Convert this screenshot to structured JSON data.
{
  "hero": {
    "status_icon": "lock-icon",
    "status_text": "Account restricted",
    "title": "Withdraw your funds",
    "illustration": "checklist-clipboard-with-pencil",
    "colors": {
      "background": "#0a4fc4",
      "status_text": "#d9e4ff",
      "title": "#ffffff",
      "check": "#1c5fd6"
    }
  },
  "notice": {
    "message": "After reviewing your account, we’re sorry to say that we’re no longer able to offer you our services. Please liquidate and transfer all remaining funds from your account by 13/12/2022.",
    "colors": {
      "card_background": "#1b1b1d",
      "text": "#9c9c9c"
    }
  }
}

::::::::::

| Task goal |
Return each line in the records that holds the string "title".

| Answer for the task |
    "title": "Withdraw your funds",
      "title": "#ffffff",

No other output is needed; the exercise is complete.